        roger that
  • Tim Cook needs to drop all android lawsuits

    if he wants to survive as CEO.
    The Linux Geek
    • Message has been deleted.

      audidiablo
      • Message has been deleted.

        MajorlyCool
      • Message has been deleted.

        FrackAnon
    • 2011: Year of the GNU/Linux desktop.

      @The Linux Geek

      Up the middle!
      Up the middle!
      Up the middle!
      Punt!
      rfolden@...
      • RE: When does Apple's Tim Cook era really begin?

        @MajorlyCool

        It was from an article from the other day on Google+ and the name validation issue. Someone was referring to how Google would be doing what they did to the Jews with numbers as validation. Then the name was coined Jewgle. Futhermore Jew isn't a racist term or a bad word so get over it. If you don't like Jews keep it to yourself.
        audidiablo
      • RE: When does Apple's Tim Cook era really begin?

        @FrackAnon

        You apparently missed my post... If you have a problem with Jews keep it to yourself. I was referring to another post you dolt.
        audidiablo
    • RE: When does Apple's Tim Cook era really begin?

      @The Linux Geek And here I thought you were gone - swore never to return. Interesting.

      And why should Tim Cook drop the lawsuits if they are perfectly valid? And they are not against Android but against manufacturers. Nice try on the spin there Linux Geek.
      athynz
    • RE: When does Apple's Tim Cook era really begin?

      @The Linux Geek

      Two points:
      1. There are no Android lawsuits. You can look it up. No lawsuits object to anything in Android. Read the fine print. I have. There are no Android lawsuits.
      2. If Apple fails to act to protect its intellectual property, the company will start to get ripped off like no one has ever seen. Already there are hundreds of products that resemble Apple products in great detail. There always have been. All laptops look quite similar nowadays because Apple decided that's how their laptops would look, and everyone else took their cue from Apple. Even vacuum cleaners started looking like iMacs made out of Bondi blue plastic after Jon Ive created the colorful plastic-bubble iMacs.
      roger that
  • RE: When does Apple's Tim Cook era really begin?

    Apple should hire Ballmer - he's got true vision and is probably much better than Jobs ever was.
    Monkeypox
    • RE: When does Apple's Tim Cook era really begin?

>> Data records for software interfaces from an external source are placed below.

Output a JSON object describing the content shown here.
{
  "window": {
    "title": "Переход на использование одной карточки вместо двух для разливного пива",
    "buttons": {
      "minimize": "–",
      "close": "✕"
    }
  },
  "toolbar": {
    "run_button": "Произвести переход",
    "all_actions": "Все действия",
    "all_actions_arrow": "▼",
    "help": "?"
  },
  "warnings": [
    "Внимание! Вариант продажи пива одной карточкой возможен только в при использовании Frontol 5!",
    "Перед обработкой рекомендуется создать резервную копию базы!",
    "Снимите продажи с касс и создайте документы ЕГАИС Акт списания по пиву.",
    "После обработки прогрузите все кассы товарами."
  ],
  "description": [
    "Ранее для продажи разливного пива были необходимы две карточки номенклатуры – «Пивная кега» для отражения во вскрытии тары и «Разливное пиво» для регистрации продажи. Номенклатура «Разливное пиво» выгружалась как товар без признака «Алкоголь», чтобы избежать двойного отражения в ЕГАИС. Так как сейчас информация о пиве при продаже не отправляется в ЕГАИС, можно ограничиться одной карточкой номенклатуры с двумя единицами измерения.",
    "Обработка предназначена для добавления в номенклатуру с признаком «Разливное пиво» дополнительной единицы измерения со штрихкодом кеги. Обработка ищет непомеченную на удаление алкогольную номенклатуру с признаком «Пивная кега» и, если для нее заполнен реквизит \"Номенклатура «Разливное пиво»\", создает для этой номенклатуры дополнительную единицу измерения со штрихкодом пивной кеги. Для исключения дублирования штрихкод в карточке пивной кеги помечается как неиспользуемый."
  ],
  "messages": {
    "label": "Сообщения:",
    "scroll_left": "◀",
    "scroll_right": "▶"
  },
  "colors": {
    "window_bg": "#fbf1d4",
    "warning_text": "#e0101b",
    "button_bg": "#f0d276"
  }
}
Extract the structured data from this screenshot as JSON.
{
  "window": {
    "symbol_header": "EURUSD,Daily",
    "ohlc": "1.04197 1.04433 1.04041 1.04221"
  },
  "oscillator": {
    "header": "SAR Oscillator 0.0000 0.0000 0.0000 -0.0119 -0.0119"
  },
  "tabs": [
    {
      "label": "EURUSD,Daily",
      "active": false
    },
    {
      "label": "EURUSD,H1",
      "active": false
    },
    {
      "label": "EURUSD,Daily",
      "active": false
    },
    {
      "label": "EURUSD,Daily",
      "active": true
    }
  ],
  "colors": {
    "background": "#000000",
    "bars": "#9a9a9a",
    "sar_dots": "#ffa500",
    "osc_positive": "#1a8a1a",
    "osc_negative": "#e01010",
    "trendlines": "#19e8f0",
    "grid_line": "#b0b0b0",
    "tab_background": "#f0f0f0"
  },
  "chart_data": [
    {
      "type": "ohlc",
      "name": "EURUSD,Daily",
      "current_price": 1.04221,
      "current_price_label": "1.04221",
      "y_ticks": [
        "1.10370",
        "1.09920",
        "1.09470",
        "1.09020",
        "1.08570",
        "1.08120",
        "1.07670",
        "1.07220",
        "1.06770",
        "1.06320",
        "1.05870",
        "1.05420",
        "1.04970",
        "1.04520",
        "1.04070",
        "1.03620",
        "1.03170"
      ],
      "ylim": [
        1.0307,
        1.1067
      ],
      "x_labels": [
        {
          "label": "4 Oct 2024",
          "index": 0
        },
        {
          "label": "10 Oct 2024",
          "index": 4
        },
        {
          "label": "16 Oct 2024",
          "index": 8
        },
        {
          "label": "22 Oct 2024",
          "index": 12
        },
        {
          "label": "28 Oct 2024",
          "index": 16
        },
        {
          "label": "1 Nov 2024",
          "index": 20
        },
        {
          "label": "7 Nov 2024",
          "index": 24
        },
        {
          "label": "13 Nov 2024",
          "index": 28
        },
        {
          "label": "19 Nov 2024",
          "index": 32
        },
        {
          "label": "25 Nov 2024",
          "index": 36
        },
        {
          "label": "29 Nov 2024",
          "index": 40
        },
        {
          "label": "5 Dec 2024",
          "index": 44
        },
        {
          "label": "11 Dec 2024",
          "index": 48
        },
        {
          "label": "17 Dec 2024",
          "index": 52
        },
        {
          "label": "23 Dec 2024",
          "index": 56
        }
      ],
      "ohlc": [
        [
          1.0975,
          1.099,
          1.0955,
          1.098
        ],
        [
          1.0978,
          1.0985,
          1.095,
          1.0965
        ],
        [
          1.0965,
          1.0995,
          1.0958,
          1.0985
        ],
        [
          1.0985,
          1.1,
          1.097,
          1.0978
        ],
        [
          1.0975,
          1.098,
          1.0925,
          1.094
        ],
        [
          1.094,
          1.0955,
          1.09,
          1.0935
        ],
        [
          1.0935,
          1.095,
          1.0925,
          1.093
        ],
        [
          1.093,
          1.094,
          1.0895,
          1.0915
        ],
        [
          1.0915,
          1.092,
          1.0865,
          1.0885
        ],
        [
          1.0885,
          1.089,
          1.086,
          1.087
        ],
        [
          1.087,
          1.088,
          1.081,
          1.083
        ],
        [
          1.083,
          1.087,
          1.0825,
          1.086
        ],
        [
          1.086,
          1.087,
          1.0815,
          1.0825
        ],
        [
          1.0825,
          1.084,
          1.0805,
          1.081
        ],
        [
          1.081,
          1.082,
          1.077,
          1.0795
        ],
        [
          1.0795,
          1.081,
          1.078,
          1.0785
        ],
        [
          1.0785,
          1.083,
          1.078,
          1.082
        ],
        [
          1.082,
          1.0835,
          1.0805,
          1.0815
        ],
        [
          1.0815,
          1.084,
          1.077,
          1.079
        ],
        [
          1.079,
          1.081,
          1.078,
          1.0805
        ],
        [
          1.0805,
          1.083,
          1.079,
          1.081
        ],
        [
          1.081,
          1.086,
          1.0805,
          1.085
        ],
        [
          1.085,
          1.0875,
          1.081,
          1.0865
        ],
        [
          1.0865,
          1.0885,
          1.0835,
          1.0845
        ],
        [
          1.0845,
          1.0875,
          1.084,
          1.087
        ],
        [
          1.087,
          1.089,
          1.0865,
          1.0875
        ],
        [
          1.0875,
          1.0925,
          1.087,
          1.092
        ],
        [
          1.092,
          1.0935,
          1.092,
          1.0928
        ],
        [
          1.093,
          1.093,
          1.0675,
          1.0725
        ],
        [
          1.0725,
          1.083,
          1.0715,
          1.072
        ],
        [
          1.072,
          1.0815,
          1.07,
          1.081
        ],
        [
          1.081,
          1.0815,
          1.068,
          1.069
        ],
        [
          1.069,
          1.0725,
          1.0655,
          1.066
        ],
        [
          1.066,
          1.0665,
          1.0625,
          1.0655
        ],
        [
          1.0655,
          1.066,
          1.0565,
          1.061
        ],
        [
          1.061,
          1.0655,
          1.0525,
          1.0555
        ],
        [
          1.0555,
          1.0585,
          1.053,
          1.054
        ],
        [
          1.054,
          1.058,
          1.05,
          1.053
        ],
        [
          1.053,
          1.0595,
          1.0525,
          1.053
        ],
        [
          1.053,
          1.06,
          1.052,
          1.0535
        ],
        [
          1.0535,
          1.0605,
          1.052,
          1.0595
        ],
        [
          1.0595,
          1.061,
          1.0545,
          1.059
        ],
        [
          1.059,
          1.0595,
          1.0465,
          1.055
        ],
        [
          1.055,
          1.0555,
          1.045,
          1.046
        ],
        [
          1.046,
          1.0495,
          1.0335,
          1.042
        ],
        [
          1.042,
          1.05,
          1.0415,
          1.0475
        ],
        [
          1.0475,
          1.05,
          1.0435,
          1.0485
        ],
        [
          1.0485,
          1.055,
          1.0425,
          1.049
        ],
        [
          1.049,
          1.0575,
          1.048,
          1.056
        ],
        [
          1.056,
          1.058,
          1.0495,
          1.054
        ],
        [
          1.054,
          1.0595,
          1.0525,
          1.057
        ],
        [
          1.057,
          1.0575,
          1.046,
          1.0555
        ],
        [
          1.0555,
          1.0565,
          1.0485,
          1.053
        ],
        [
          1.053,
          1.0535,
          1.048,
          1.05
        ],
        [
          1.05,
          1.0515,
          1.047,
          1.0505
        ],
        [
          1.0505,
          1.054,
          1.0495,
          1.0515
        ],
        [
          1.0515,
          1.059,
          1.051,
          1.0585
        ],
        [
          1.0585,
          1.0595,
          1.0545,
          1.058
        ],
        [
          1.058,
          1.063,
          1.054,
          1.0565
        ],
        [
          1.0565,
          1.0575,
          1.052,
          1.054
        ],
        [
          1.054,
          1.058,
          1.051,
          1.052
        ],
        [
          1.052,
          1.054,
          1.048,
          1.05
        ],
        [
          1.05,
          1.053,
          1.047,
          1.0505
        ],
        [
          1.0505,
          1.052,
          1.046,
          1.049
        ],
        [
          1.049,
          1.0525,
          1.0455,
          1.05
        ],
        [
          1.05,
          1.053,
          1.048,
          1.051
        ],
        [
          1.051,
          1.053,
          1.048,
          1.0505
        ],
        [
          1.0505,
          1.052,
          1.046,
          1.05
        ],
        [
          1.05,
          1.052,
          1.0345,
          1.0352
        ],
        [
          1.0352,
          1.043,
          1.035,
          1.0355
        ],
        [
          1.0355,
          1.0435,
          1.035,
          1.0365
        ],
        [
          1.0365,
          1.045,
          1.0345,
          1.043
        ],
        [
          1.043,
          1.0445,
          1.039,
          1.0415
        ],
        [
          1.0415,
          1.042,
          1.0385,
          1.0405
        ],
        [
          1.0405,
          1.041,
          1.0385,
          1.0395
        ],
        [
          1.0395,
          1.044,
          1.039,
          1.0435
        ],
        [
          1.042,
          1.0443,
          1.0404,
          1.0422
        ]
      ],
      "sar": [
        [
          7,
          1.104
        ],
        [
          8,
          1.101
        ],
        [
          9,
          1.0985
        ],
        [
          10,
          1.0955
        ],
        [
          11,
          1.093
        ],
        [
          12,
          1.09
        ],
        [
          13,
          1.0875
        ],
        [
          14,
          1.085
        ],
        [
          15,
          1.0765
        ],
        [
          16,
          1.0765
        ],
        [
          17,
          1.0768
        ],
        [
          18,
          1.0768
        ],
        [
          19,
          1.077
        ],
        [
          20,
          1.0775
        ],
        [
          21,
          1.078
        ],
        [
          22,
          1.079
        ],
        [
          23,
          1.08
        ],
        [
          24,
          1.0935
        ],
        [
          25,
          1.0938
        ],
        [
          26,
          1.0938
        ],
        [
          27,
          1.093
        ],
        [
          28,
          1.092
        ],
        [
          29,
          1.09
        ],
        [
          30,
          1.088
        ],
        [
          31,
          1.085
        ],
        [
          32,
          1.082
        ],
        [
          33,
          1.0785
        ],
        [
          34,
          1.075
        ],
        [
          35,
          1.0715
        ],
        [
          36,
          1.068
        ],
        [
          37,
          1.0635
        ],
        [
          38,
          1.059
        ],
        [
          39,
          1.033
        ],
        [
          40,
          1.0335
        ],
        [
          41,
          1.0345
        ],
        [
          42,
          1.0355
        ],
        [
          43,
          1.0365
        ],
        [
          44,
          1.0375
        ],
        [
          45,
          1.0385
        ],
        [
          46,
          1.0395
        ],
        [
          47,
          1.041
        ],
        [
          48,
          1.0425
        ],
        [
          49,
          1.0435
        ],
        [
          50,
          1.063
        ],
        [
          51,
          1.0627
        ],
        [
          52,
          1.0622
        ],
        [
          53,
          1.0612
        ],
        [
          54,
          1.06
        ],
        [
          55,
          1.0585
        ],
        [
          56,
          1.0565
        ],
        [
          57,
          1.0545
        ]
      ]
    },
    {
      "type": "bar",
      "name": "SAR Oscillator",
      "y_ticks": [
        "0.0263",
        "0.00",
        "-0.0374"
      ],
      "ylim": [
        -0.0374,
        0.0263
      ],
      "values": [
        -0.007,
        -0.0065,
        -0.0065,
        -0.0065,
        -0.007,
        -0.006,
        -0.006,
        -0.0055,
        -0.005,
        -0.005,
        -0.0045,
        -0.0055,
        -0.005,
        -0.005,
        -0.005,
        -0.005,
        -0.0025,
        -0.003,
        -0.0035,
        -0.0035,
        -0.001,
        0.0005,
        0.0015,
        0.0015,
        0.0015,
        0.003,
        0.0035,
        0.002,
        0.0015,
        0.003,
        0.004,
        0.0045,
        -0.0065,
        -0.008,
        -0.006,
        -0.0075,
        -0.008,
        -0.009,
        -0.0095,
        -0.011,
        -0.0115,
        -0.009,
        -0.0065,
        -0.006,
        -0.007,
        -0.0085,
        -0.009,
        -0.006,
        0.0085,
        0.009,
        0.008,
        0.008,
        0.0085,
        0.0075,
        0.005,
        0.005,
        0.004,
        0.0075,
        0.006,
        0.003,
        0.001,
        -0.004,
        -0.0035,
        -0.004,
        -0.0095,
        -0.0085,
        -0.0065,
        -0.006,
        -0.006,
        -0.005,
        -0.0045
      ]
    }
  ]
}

      @Monkeypox - I laughed so hard I spit coffee out of my nose!

      Nobody wants Ballmer!
      Gr8Music
      • Message has been deleted.

        William Farrell
      • RE: When does Apple's Tim Cook era really begin?

        @Gr8Music LMFAO :D
        MrElectrifyer
    • Message has been deleted.

      Turd Furgeson
      • RE: When does Apple's Tim Cook era really begin?

        @Turd Furgeson
        While Gates also had great vision, he did not share Job's consumer focus and attention to detail. That's why his legacy is windows (where he gained a monopoly with a clever business deal with IBM) + what he could get by using his Windows monopoly.

        A perfect example of this is the tablet computer. Gates saw potential in the tablet form factor for quite a while (I can't think of the source right now), but Apple ended up having to show him how to do it right because it turned out levering Windows wasn't enough to get common consumers to buy into tablets and he had no other idea how to do it.
        anono
      • RE: When does Apple's Tim Cook era really begin?

        anono

        Gates helped make PC's affordable to consumers. Not sure how that is not consumer focused. He also delivered business apps and server solutions for the business consumers.
        Turd Furgeson